I could make out several groups of people either on or heading towards the summit of Carn Sgulain across the deep trench of Allt Cuil na Caillich. I had visited the summit many years ago and did not feel a need to do so again. Therefore a feint path was followed to the north-west, a circuitous route being taken to avoid steep snow banks on either side of the stream. Instead of making a beeline direct to the summit ridge ahead I contoured around a shallow coire, reaching the line of fence posts just west of Meall a’ Bhothain.
I regretted leaving my sunglasses in the car, especially when crossing the extensive snow patches. Even with a cap that sheltered my face, the snow was dazzling under the strong sun. Leaving a snow patch my vision would be like what you get when you walk into a dark room on a bright summers day.
Carn Dearg had some fine cornices along its eastern facing cliffs. However it is another Monadhliath Munro that I had previously climbed so decided not to bother with the detour.
I was tempted to contour around the northern slopes of Carn Ban but that area was still covered in extensive snow, including the fringes of Lochan Uisage. Without sunglasses my eyes would be fried walking that way and the snow was becoming soft and arduous in the warm afternoon sun.
It is not often that you get to stride out at such a height in the British hills and I relished every moment of the day. Often the going was easy across a mossy and stone covered tundra. This would be interspersed by bare areas of peat and networks of peat hags. I decided not to climb Carn Odhar na Criche, instead dropping into the headwaters of Allt Odhar. Here the peat was still wet and the snow deep, often giving way, hard work on tiring legs.

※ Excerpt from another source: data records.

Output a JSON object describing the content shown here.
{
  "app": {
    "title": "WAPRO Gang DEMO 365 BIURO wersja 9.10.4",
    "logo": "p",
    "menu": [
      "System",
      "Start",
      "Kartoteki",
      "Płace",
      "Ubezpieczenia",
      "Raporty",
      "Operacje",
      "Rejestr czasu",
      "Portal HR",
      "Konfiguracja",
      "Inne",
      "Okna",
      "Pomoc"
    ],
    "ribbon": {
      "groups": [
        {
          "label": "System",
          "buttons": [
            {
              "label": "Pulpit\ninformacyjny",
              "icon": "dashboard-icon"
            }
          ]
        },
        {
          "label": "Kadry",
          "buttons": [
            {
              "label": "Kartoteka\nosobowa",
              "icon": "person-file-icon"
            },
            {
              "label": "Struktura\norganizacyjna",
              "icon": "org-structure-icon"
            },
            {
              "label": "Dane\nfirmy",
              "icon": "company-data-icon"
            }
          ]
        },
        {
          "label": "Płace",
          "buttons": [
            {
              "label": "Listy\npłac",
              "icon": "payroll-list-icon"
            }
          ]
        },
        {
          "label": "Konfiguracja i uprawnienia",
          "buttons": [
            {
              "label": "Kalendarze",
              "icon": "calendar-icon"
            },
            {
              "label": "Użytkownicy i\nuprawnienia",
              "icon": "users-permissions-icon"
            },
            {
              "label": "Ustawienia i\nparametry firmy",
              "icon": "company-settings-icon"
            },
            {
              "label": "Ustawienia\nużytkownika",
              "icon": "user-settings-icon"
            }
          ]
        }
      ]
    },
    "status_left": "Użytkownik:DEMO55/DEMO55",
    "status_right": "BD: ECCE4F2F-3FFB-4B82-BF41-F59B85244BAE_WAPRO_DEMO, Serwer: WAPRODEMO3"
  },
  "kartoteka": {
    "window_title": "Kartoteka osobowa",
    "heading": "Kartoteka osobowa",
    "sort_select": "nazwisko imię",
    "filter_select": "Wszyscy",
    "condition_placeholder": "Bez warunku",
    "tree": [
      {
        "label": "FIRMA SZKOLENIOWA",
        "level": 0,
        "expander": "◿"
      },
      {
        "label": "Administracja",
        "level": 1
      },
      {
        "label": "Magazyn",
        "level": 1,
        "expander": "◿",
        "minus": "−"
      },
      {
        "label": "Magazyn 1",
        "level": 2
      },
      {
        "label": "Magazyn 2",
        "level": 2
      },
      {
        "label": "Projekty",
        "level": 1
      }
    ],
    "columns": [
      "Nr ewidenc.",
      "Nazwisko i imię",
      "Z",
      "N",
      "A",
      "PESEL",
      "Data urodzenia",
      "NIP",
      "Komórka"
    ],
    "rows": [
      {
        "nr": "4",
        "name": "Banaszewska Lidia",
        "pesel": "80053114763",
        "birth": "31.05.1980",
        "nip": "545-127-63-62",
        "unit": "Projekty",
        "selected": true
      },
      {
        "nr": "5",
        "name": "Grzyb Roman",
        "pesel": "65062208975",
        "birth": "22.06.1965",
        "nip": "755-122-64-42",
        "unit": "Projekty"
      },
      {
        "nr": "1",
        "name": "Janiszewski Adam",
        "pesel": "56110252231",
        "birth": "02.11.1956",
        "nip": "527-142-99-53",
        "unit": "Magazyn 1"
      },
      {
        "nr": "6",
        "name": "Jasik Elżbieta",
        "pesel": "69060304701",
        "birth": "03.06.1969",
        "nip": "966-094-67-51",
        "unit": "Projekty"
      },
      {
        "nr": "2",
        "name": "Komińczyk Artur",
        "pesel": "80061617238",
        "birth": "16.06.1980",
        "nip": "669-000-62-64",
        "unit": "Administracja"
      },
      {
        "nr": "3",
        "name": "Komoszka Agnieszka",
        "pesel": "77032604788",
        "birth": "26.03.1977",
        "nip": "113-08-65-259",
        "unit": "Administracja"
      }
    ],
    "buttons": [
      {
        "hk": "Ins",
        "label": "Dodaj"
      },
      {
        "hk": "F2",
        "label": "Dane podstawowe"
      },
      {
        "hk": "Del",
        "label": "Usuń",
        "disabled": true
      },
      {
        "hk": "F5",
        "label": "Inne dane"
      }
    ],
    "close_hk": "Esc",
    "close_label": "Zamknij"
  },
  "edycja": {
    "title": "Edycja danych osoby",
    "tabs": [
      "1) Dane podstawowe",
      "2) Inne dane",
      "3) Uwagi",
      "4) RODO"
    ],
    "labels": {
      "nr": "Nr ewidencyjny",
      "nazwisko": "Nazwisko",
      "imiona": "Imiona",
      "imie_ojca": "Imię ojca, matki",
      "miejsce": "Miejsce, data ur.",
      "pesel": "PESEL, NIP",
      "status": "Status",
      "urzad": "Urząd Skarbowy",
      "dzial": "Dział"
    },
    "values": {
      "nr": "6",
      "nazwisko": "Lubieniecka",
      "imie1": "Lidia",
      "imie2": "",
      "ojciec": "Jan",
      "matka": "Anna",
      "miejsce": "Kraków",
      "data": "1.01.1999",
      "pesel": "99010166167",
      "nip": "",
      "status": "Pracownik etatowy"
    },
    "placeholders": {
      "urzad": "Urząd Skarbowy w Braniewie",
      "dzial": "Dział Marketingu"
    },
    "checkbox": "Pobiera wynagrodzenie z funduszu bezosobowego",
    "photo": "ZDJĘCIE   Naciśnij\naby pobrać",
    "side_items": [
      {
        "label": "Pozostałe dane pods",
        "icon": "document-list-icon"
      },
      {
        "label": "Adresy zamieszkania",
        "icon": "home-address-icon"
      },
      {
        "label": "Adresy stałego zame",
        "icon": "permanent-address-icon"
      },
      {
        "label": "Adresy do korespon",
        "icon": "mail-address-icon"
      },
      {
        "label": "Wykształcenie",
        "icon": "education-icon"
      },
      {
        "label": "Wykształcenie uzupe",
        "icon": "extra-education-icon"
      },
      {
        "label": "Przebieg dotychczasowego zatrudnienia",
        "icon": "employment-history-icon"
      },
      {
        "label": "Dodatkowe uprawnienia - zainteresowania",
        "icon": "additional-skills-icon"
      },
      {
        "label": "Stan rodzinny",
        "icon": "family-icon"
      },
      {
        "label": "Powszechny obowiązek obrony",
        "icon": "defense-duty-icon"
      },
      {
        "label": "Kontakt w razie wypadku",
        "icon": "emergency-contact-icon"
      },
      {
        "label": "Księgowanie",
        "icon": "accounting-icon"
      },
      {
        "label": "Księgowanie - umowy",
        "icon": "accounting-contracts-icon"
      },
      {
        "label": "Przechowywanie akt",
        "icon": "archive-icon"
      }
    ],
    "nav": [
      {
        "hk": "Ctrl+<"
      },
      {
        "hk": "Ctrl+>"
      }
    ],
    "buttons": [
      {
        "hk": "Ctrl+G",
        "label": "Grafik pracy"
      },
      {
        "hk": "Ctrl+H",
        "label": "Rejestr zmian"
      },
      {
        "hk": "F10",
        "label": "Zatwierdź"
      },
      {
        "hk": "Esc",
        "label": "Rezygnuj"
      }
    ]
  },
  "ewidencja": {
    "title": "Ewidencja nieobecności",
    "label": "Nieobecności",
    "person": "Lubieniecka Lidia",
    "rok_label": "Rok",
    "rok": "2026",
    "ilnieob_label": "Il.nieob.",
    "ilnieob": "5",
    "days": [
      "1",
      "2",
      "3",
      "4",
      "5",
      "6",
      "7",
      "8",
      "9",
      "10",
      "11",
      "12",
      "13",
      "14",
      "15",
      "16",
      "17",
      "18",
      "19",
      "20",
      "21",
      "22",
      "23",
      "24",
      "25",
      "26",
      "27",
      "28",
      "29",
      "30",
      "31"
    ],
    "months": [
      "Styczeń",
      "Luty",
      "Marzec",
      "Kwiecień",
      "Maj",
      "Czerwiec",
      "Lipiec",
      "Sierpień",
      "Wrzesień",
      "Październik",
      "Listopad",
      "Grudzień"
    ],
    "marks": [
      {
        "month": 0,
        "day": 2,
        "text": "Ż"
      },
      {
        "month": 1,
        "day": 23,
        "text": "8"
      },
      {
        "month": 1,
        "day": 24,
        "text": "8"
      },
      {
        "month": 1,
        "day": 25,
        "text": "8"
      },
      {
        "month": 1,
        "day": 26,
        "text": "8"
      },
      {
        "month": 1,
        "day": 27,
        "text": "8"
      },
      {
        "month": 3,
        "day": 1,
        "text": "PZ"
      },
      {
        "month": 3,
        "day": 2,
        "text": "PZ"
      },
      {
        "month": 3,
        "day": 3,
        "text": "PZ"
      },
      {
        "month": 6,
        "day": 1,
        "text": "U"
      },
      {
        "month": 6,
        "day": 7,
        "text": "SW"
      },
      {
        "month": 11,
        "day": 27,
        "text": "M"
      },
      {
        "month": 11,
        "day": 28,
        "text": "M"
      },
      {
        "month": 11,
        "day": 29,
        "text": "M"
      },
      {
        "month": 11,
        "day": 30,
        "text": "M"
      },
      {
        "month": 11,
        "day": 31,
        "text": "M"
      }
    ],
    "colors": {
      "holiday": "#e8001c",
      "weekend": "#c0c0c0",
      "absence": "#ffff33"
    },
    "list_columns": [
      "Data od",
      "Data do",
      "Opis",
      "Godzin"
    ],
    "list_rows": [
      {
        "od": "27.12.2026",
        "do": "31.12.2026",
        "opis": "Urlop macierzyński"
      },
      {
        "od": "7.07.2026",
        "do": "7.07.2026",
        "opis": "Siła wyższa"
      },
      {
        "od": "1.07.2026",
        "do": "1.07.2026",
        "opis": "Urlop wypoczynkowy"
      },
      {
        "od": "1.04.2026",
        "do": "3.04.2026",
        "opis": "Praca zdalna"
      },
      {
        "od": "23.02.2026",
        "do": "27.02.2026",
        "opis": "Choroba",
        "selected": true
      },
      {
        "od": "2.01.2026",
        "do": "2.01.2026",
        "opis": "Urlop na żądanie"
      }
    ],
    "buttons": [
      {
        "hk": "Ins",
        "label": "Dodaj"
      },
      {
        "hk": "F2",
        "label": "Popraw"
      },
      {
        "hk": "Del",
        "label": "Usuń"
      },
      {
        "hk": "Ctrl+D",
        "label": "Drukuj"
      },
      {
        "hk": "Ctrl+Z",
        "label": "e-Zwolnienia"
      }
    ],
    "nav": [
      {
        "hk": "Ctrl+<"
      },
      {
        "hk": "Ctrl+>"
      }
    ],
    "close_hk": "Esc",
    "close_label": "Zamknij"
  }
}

There was not much shelter on the plateau but the weather forecast for the night was good. I picked a spot that was covered in a luxurious carpet of moss on which to pitch. At 830 metres the temperatures quickly started to drop as the sun slipped towards the horizon. Unfortunately I had pitched in a such a spot that the setting sun was not visible. Feeling cold and tired I crawled straight into the Trailstar to get a hot drink and make dinner. It was below freezing long before I fell asleep.